Recently, there have been a number of stories in the media about gangs who prey on vulnerable youngsters such as those living in care. Meanwhile in Northern Ireland, an official enquiry has begun into abuse suffered at the hands of staff by children in 13 residential institutions. These high profile cases have highlighted the abysmal level of care offered by some children’s homes. As a result, certain politicians are arguing it’s time to end institutional care for children.
Sadly, the stories reflect the reality that some children’s homes offer a miserable environment for youngsters and are staffed by inept, unqualified or inappropriate adult carers. In Northern Ireland, the enquiry has found that some children’s homes were being run as “relics of a bygone era” where staff hadn’t yet adopted modern welfare standards and practices. Clearly, the authorities in Northern Ireland have their work cut out to address this deplorable situation.
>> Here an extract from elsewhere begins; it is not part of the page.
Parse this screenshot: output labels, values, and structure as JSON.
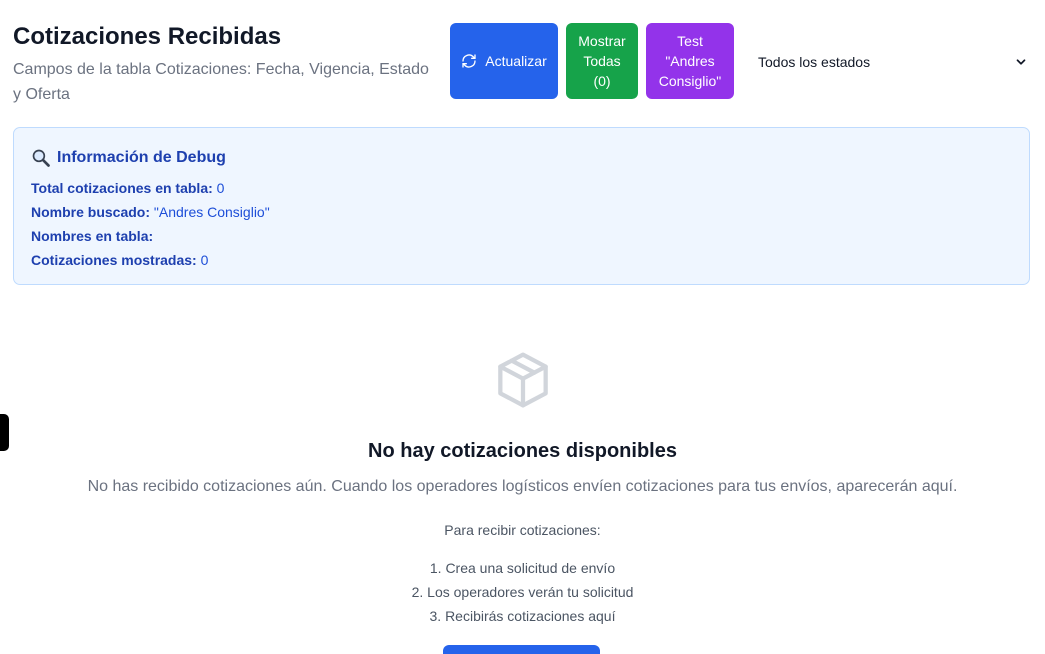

A thing of the past?
In England, around 6,000 children (9% of children in care) live in children’s homes or hostels according to information from the British Association for Adoption and Fostering (BAAF). A small number of these children are in ‘secure units’ because of severe problems. But with regards to the majority of these children, one Conservative recently stated that all should now be placed with families, arguing “children are much better off in the family setting of foster carers and much better still with the permanent loving home that adoption offers.”
It’s hard to disagree with this statement when considering the current press stories, (though it should be remembered that there are also cases of foster families mistreating children). Certainly, most childcare experts believe that large residential care homes or institutions should be a thing of the past. Indeed, most EU countries are phasing out these kind of facilities.
However, many experts believe there is a still a need for children’s homes. In the best examples, these residential homes offer what’s known as ’small-group care’ where children live in an environment which is as close as possible to a family setting. With sufficient trained carers, this allows for individual attention to be given to each child and the opportunity for youngsters to bond with a specific carer.
Such homes may offer the best alternative care for certain children, for example when short-term or emergency solutions are needed. For older children who have experienced a succession of different and perhaps unsuccessful fostering placements, youth homes can provide a respite from continual moves and instability. Children’s homes can also sometimes be the best short-term option for keeping siblings together when agencies are struggling to find a foster or adoption placement for a family group. Allowing siblings to stay together is seen as vitally important by leading psychologists – see Samir’s story.
In 2009, the UN’s General Assembly endorsed a new set of ‘Guidelines for the Alternative Care of Children’, which were put together by SOS Children and other leading organisations and experts. These guidelines state that if taking children into alternative care cannot be avoided, youngsters should be placed in an environment which offers the most “appropriate conditions” to suit “the best interests” of the child.
Children’s homes should perhaps then be viewed as just one in a range of ‘out-of-home’ care options which may offer a child the best chance for stability and happiness.
SOS Children provides care to children in Children's Villages. Find out more about how we care for those who cannot live with their families.